Meanwhile, the X-Men have a serious conversation about what Professor X knew all along about the Danger Room and why he didn't do anything about it. Peter was the one who confronted him which was really scary because these two had a bitter disagreement back in Fatal Attractions where Peter outright quit the group because he simply stopped believing in what Xavier is fighting for. Here, we see him once again addressing a flaw in Xavier's morality and leadership and I knew for a fact that Peter is hardly surprised at this point. I think among the X-Men he is one of the few if not the only one since Jean who acknowledges that there are dark facets to their sainted mentor that once you notice them, they get hard to cast aside. I feel bad for Kitty though because she loved and admired Xavier. Sure, there was a brief moment in X-Men Forever where she called him a jerk and she was outspoken about her disapproval regarding Xavier's friendship with Magneto once, but I think she forgave him fully for those things and hearing about his past sins again is just too heartbreaking for her.

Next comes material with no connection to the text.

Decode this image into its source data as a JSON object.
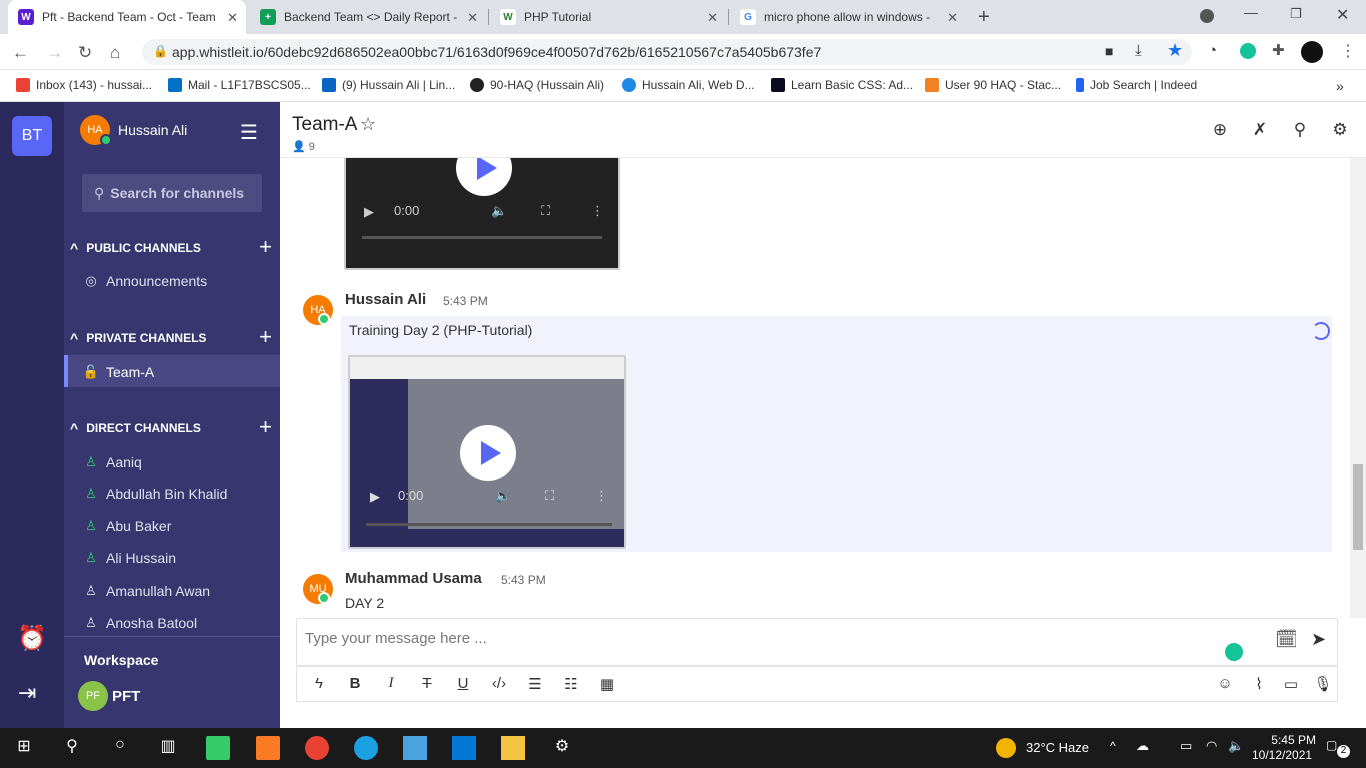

Professor X justifies his choice regarding his treatment of the Danger Room, citing that he prioritized what the X-Men requires because it was more important in the grand scheme of things. His speech struck a chord in Wolverine who was quick to point out that he sounds exactly like Magneto. I finally figured out how the timeline for Claremont's Excalibur III fits here. I think his second marriage/honeymoon with Mags occurred right after getting confronted by his X-Men about Danger Room. It makes perfect sense. To absolve himself of his guilt, he wants to rebuild Genosha which was why he stayed behind and then contacted Magneto who was believed to be dead but only in hiding. The confrontation here wasn't even hostile; the X-Men were just collectively more put off and disappointed than angry at what Xavier has done. He was really put to shame here by Wolverine and Cyclops who unraveled what a terrible mistake he committed when Xavier chose to imprison the Danger Room which is basically enslavement instead of freeing her and treating her like the sentient being that she is now. If she comes back to kick his ass, the X-Men might not even get in the way. Xavier angst-ed about it later on in Excalibur ('Secrets come naturally to me').

So finding out your mentor is more dishonest than you give him credit for is a bummer. But the surprising revelation at the end concerning Emma's allegiance got me bothered. It turns out, the Hellfire Club and Sebastian Shaw are still around. Oh, merciful fuck, why them again? Anyway, I'm looking forward for something Emma-centric in a long while anyway, particularly about her awesome relationship with Scott. Joss Whedon has produced such great pieces so far and I hope this is sustained in the future issues.


No comments:

Post a Comment